The Liberty Head $10 eagle was struck from 1838 through 1907 and was designed by Christian Gobrecht. The Liberty Head eagle is significantly smaller in size than the preceding Capped Bust to Right $10 eagle produced from 1795 through 1804. These eagles weigh 16.718 grams and have a diameter of 27 millimeters, which is about 0.8 grams lighter and 6 millimeters narrower in diameter than the early $10 gold eagles.
$10 Liberty Head eagles are generally subdivided as a type into two subtypes: these include the No Motto (?IN GOD WE TRUST?) Above Eagle design produced 1838 through 1866 and Motto Above Eagle motif struck from 1866 through 1907. Generally speaking, the earlier, No Motto Liberty Head $10 eagles are scarcer than the latter pieces, though the rarest Liberty Head eagles as a class are issues from the Charlotte (C), Carson City (CC), and Dahlonega (D) Mints, which struck far fewer examples across the board than their Philadelphia, New Orleans (O) and San Francisco (S) counterparts.
The seeming numismatic irony here is the origin of the rarest issue in the series; it is the 1875 Philadelphia $10 eagle, which saw a business-strike mintage of only 100 pieces and just 20 proofs. Examples of either typically trade for six figures.

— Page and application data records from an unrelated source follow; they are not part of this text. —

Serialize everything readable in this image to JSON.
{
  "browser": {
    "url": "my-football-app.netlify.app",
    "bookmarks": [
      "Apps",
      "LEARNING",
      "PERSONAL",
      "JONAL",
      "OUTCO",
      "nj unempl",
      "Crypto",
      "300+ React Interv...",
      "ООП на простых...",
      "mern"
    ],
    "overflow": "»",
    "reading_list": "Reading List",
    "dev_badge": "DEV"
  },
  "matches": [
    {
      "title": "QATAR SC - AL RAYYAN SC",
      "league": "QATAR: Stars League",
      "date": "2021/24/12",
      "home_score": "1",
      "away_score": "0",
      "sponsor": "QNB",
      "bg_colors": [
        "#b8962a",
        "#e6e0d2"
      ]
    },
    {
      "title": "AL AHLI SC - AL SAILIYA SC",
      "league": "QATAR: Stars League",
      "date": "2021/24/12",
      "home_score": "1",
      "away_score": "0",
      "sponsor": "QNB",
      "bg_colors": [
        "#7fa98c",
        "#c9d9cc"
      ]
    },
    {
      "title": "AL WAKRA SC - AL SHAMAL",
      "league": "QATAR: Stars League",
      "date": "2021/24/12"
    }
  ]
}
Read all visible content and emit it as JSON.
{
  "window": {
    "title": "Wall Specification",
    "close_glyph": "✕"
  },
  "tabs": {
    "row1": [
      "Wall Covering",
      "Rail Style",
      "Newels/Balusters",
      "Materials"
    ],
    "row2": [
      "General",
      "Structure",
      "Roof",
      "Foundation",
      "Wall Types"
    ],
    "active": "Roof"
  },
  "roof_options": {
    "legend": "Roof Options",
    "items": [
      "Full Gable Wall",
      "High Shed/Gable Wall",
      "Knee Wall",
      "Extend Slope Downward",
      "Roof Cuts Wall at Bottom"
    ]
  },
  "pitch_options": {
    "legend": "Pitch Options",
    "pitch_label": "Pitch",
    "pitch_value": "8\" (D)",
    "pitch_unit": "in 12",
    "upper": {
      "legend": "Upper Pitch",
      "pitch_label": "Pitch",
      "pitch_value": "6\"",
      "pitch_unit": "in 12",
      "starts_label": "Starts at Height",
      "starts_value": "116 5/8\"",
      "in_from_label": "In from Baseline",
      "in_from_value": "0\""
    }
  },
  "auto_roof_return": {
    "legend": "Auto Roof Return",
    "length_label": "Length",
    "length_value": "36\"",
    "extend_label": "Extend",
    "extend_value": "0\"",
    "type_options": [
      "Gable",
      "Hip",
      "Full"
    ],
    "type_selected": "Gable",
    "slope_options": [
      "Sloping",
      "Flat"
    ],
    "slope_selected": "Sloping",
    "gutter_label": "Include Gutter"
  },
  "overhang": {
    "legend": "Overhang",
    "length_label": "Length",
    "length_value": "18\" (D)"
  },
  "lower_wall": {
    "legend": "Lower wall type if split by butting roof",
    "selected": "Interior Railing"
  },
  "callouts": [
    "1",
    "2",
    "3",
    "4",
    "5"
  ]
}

Overall, the $10 Liberty Head series is one of the most challenging pre-1933 United States gold series, with dozens upon dozens of challenging issues that each cost a minimum of four figures and a few extremely rare pieces that are difficult to track down even for collectors with the deepest of pockets.